    EDIT: And yes, ISA could be horrible. Especially 16-bit ISA, which is what I believe the card pictured is (8-bit only had the front (back?) two segments of connectors).

    mcdermott on
  • VThornheartVThornheart Registered User regular
    edited December 2007
    mcdermott wrote: »
    EDIT: VESA wasn't a physical card standard. It was the standard "driver"-type-thingy used for interfacing with your video cards. It was basically the standard that governed things like resolution, bit depth, and refresh rates. Or at least, I'm pretty sure that's what it was. Still in use in some capacity today, I believe...I know that because Linux (at least open-source drivers) doesn't like my video card, I end up having to use the VESA driver for "standard" SVGA output.

    EDIT: And yes, ISA could be horrible. Especially 16-bit ISA, which is what I believe the card pictured is (8-bit only had the front (back?) two segments of connectors).

    Ah, so I wasn't completely on drugs then. =) When I saw the card, I thought "hey, I had a card with that form factor!" I got confused with VESA, and thought maybe it was a different form factor than the cards I had. =)

    Aye, and I remember having a 16-bit ISA sound card. I think it was an old Soundblaster. I can't remember what kind though. I want to say Soundblaster Pro 16, but I can't remember for the life of me now.

    VThornheart on
    3DS Friend Code: 1950-8938-9095
  • mcdermottmcdermott Registered User regular
    edited December 2007
    Doh!

    So wikipedia tells me that there were in fact VESA cards, and that the one pictured is one of them. It was an addition to an ISA port, or some such. 16-bit ISA apparently just added the second portion of the connector. But yes, VESA was also a BIOS extension which is what I always thought of it as.

    mcdermott on
  • StormwatcherStormwatcher Blegh BlughRegistered User regular
    edited December 2007
    VESA Local Bus, baby.

    And the first family computer was a used 386SX 25MHz with 4MB RAM and I think a 120MB HDD. It had a bunch of games in the HD, including Wing Commander... And that made me the gamer I am today.

    Then my dad bought my older sister's 486DX2 66MHz. So awesome. It had 8MB ram and I can't remember how much HD. It had a VLB video card, a 14.400 USR Fax/modem and we added a MULTIMEDIA KIT to it. Creative Labs Sound Blaster 16 ISA (not pnp), 4x CD-ROM drive (that plugged into the sound card), two speakers. It had a game bundle that included Wing Commander 2 (woot!!!), Ultima VIII, Syndicate Plus and Strike Commander. So much gold.
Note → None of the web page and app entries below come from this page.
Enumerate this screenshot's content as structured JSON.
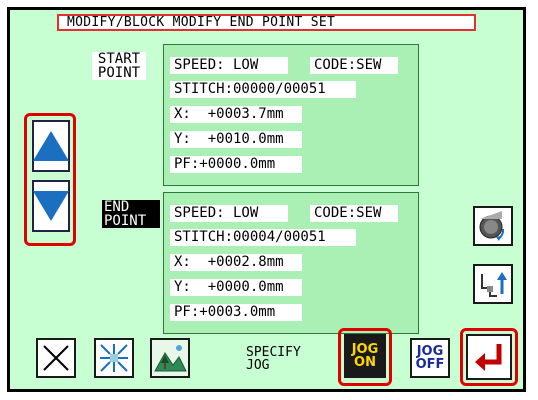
{
  "title": "MODIFY/BLOCK MODIFY  END POINT SET",
  "start_label": "START\nPOINT",
  "end_label": "END\nPOINT",
  "start": {
    "speed": "SPEED: LOW",
    "code": "CODE:SEW",
    "stitch": "STITCH:00000/00051",
    "x": "X:  +0003.7mm",
    "y": "Y:  +0010.0mm",
    "pf": "PF:+0000.0mm"
  },
  "end": {
    "speed": "SPEED: LOW",
    "code": "CODE:SEW",
    "stitch": "STITCH:00004/00051",
    "x": "X:  +0002.8mm",
    "y": "Y:  +0000.0mm",
    "pf": "PF:+0003.0mm"
  },
  "bottom": {
    "specify_jog": "SPECIFY\nJOG",
    "jog_on": "JOG\nON",
    "jog_off": "JOG\nOFF"
  },
  "colors": {
    "screen_bg": "#c8ffd2",
    "panel_bg": "#aaf0b4",
    "highlight": "#e00000",
    "arrow": "#1a6fc0",
    "jog_on_bg": "#1a1a1a",
    "jog_on_text": "#ffd800"
  },
  "icons": {
    "up": "arrow-up-icon",
    "down": "arrow-down-icon",
    "close": "close-icon",
    "expand": "expand-icon",
    "scenery": "landscape-icon",
    "rotate": "gear-rotate-icon",
    "needle": "needle-up-icon",
    "enter": "enter-icon"
  }
}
I even bought Wing Commander III to play on it, 4 fucking disks!

    Then I bought my Pentium 233MMX, with 16MB RAM (or was it 64? I think it was 64), and later a Voodoo3 3000.
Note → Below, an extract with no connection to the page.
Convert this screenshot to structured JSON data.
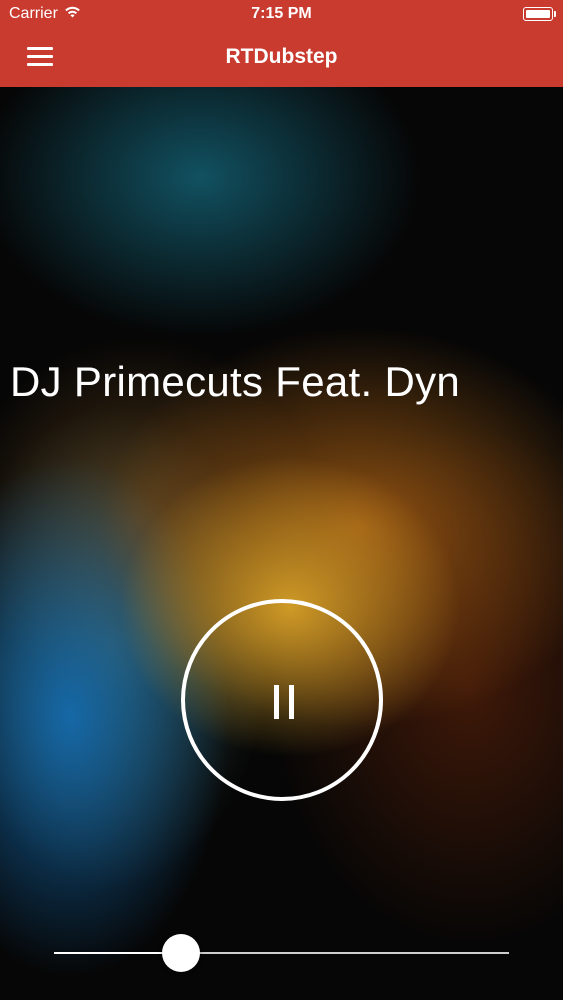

    Later I had an Athlon 1.3, another Athlon 2.8 (that's my wife's now) and now I have an A64 3000+ with 2GB RAM and a 7800GS.
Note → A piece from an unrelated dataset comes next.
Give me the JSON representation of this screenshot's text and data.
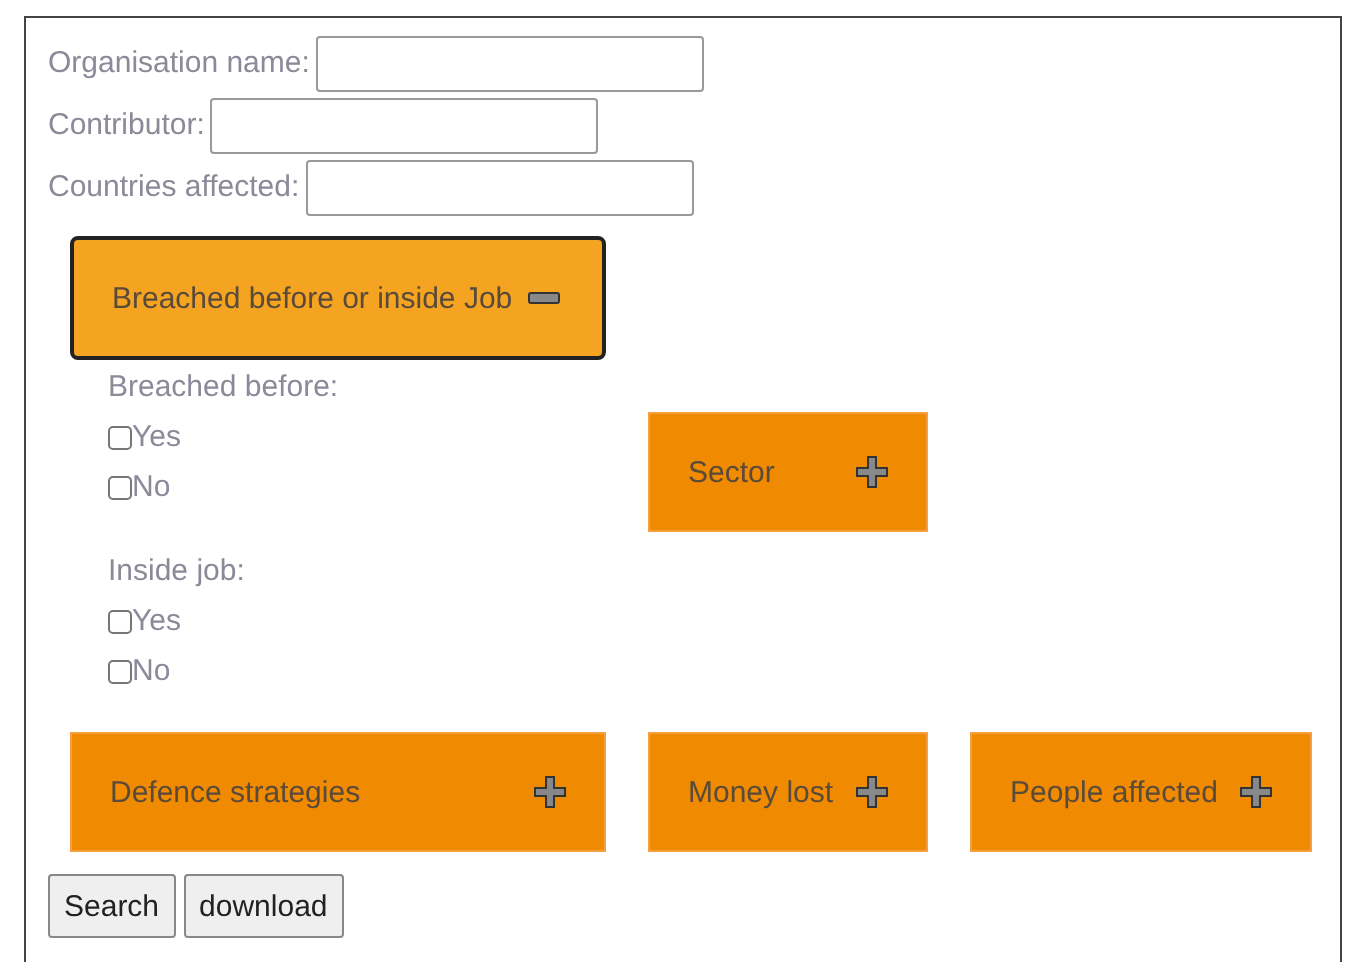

    Stormwatcher on
    Steam: Stormwatcher | PSN: Stormwatcher33 | Switch: 5961-4777-3491
    camo_sig2.png
This discussion has been closed.